The Apollo became the Hines brothers’ theatrical home. “That’s how I learned my craft,” Hines says. “Every week there was a different star, and I’d be watching. I’m so blessed to have had that life.” As the two young boys developed into full-fledged hoofers, they became a touring act, opening for Gypsy Rose Lee, Lionel Hampton, and others. With the addition of their drummer father, Maurice Sr., the act morphed into Hines, Hines & Dad, and racked up nearly three dozen guest appearances on “The Tonight Show.” “Johnny Carson helped us go to the next step,” Hines says.
Hines recalls one especially memorable show with Judy Garland. “She jumped onstage and said, ‘Hi, I’m Judy Garland.’ We rehearsed a number together, then we never saw her till we went on to perform. But she came up later backstage and said, ‘You guys are great. I’m going to come back and watch your part of the show.’ And I can see her standing there in the wings, watching us and smiling, like it was yesterday. I live for those memories. Telling those kind of stories is so important to me.”

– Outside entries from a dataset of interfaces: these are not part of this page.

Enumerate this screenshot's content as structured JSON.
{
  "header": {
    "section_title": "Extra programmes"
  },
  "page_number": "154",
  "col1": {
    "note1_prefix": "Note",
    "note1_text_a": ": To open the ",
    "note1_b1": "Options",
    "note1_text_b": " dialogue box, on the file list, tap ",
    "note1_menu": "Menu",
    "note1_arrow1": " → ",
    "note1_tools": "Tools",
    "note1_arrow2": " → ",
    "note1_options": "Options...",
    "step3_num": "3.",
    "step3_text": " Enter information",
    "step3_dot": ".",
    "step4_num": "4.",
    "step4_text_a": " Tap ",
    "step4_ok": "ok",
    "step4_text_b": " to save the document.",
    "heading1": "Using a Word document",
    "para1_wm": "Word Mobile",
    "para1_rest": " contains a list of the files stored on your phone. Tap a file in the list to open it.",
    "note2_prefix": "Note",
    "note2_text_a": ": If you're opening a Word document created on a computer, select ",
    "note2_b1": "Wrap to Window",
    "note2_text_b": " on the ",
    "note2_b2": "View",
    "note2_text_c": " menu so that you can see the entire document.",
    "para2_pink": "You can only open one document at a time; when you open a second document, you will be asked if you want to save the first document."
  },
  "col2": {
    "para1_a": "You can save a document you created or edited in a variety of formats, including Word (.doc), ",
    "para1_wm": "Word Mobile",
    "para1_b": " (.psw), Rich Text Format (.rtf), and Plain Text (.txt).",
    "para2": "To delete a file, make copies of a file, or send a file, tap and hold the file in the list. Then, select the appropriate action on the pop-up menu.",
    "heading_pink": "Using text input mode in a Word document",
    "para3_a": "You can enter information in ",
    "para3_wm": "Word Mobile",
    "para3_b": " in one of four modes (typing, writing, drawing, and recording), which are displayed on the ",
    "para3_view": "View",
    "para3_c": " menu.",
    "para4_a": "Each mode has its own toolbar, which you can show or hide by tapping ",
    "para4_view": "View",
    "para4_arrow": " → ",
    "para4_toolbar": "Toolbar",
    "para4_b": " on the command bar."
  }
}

The idea for “Tappin’ Thru Life” was sparked, he says, by a big article on tap dancing that omitted any mention of Gregory Hines, who had been not only a renowned performer but a tireless advocate for tap, lobbying for National Tap Dance Day and mentoring a host of younger dancers, including Savion Glover. “I thought, how soon they forget,” Hines says, his disappointment still palpable. So he set out to create a vehicle that honored his brother and their rich life together. The show includes a film of the two of them dancing in the 1978 Broadway hit “Eubie!,” some of whose choreography was by LeTang. Toward the end of “Tappin’ Thru Life,” Hines dances the first soft-shoe routine he and his brother ever learned together as children; he performs it next to an empty spotlight. It’s a tribute he also danced at his brother’s memorial service. “I wanted to feel his presence on the stage with me,” Hines says. “It’s very emotional, but it’s also uplifting.”
As much as “Tappin’ Thru Life” focuses on the past, it also features a significant nod to the future with the inclusion of tap-dancing brothers John and Leo Manzari, whom Hines discovered in 2009 during a master class and open audition for a 2010 revival of “Sophisticated Ladies” at Arena Stage in Washington, D.C. He chose the pair, only 17 and 15 at the time, to make their professional debuts during the show, which he choreographed and starred in. Hines showcased their talents in the musical’s second act.
Similarly, the brothers have their own segment in “Tappin’ Thru Life,” and they credit Hines with launching their career. “He saw potential in us,” says Leo, now 18. “Three years ago we were kind of raw talent, but he thought he could help us grow. He saw us as two brothers who love to dance together, and he wanted to shine a light on that.”
“We pretty much represent what Maurice and Gregory did,” says 20-year-old John, “a passing of the torch kind of thing. He gives us the opportunity to perform by his side and choreograph our own work. It’s a bold move, very validating.”
Hines calls the duo “a phenomenon,” and says helping them, as well as other young performers, is a way of giving back. “They are young and learning and they want it and they work hard and they deserve it. I am so proud of them.”
The brothers, in turn, seem to be learning from his example. “I admire his stage presence, the way he connects with the audience,” Leo says. “It’s not like he’s a performer. It’s like he’s your ultimate friend. He talks to [the audience] like he’s in his living room talking one-on-one.”
And onstage is right where Hines says he wants to be, “just having a good time and laughing. My mother used to always say when you go onstage you want your audience to leave saying, ‘I had a good time, baby.’ And they will, ’cause I’m gonna have a good time. Nothing can stop me.”